Schools to build cellars as a continuity of operations plan

Schools are working toward creating a continuity of operations plan so teachers do not have to make last-minute decisions.
Schools are working toward creating a continuity of operations plan so teachers do not have to make last-minute decisions.

As extreme weather conditions continue to wreak havoc in communities throughout the United States, school districts are thinking of ways to keep children safe. Based on previous events, officials had to think on their feet to create last minute emergency decisions. For the 2013-2014 season, some states hope their staff members will be more prepared during these occasions.

After Moore, Oklahoma had an EF5 tornado sweep through this past May, killing 24 people, nine of them children, school boards and families want the local government to consider installing storm shelters, according to the Huffington Post. As of 2013, Oklahoma does not require these facilities or provides assistance to create them.

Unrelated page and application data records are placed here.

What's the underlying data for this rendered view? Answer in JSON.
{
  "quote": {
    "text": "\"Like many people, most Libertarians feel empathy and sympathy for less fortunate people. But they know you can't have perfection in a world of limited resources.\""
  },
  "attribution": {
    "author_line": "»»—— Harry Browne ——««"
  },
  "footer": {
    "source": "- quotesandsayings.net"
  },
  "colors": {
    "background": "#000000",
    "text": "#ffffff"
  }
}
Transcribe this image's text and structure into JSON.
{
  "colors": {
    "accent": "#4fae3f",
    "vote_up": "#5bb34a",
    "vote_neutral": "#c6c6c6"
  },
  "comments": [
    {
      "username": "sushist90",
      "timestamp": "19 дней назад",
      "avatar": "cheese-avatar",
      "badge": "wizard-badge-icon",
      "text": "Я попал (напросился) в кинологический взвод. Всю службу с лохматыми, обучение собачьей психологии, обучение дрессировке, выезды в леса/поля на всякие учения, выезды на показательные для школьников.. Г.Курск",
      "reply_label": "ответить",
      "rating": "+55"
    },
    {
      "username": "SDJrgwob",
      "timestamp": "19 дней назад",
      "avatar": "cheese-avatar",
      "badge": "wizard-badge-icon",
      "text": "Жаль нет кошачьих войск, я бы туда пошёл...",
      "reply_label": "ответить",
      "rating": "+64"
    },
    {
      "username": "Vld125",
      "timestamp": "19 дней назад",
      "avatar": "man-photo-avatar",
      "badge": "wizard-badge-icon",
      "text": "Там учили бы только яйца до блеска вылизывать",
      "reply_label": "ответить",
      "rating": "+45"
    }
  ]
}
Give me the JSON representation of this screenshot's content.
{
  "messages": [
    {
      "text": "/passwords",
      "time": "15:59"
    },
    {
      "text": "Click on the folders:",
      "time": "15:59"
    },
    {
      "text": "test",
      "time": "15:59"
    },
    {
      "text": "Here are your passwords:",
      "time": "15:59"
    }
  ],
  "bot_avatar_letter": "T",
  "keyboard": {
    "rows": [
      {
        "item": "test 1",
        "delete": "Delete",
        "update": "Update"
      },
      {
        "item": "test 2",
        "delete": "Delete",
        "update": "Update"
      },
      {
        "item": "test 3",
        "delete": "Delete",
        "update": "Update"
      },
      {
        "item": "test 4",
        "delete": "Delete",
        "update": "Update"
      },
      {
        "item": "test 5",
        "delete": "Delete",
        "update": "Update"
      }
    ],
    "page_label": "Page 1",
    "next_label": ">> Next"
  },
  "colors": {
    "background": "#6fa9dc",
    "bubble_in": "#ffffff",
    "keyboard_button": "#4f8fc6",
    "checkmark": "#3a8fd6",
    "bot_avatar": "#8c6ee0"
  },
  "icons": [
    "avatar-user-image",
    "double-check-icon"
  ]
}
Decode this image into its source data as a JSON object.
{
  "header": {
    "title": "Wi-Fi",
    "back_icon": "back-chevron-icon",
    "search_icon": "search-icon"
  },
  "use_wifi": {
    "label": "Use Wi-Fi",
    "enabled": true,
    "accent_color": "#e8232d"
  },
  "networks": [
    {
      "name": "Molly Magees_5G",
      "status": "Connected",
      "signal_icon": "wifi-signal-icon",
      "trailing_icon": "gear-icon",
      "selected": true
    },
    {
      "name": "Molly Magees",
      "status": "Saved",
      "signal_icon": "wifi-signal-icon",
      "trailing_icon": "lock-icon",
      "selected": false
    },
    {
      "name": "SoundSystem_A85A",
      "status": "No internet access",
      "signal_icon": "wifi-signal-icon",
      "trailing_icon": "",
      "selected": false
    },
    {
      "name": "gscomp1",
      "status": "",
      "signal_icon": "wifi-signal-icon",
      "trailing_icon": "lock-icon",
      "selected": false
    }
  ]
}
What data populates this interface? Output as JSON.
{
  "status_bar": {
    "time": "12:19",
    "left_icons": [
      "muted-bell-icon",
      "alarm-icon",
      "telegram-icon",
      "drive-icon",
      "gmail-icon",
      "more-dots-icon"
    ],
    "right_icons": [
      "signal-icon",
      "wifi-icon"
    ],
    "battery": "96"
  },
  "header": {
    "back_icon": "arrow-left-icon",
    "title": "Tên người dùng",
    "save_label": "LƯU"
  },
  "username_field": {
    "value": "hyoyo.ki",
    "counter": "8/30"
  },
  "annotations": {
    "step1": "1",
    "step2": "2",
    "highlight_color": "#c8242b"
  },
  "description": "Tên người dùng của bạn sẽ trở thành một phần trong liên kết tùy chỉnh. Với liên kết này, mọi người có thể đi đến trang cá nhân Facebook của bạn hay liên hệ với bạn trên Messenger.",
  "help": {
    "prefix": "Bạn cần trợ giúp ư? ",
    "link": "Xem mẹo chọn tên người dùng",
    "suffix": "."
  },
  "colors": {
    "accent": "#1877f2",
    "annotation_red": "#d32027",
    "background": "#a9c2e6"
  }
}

"If our children had storm shelters then they would be safe," Stacey McCabe, who lost her son in that tornado, explained to the source. "[A]nd we should be able to feel like when we send our kids to school that they are safe."

Making safety a priority

Cleveland, Tennessee had a similar mindset when it began building its new elementary school. Even though new construction won't be completed until 2015, it is catching the attention of establishments throughout the country. Each classroom will be equipped with a room that locks from the inside, according to the Chattanooga Times Free Press.

Architect Irene Nigaglio, who is working on the project, was surprised that the school committee decided to build these spaces early on, which will not cause additional costs to the community. Even though Nigaglio has designed schools in Tornado Alley, requests like these are "pretty rare."

Unlike past evacuations that helped move faculty members and students toward an established hot site, Cleveland's 140-square foot rooms will allow teachers to get students to a safe place much sooner.

"This is really a new approach," fellow architect Brian Templeton told the source. "It's usually a space where you can basically take the whole school population. This is more localized. The idea is that there would be less panic."

Similarly, over at the Montague Independent School in Texas, staffers will begin table top exercises this upcoming school year to help students identify where their storm cellars are, according to KCEN-TV, a local NBC affiliate. Each shelter is placed in various parts of the school, allowing a maximum capacity of 15 people.

School sectors that wish to create a plan for their community can reach out to business continuity consultants who specialize in these areas.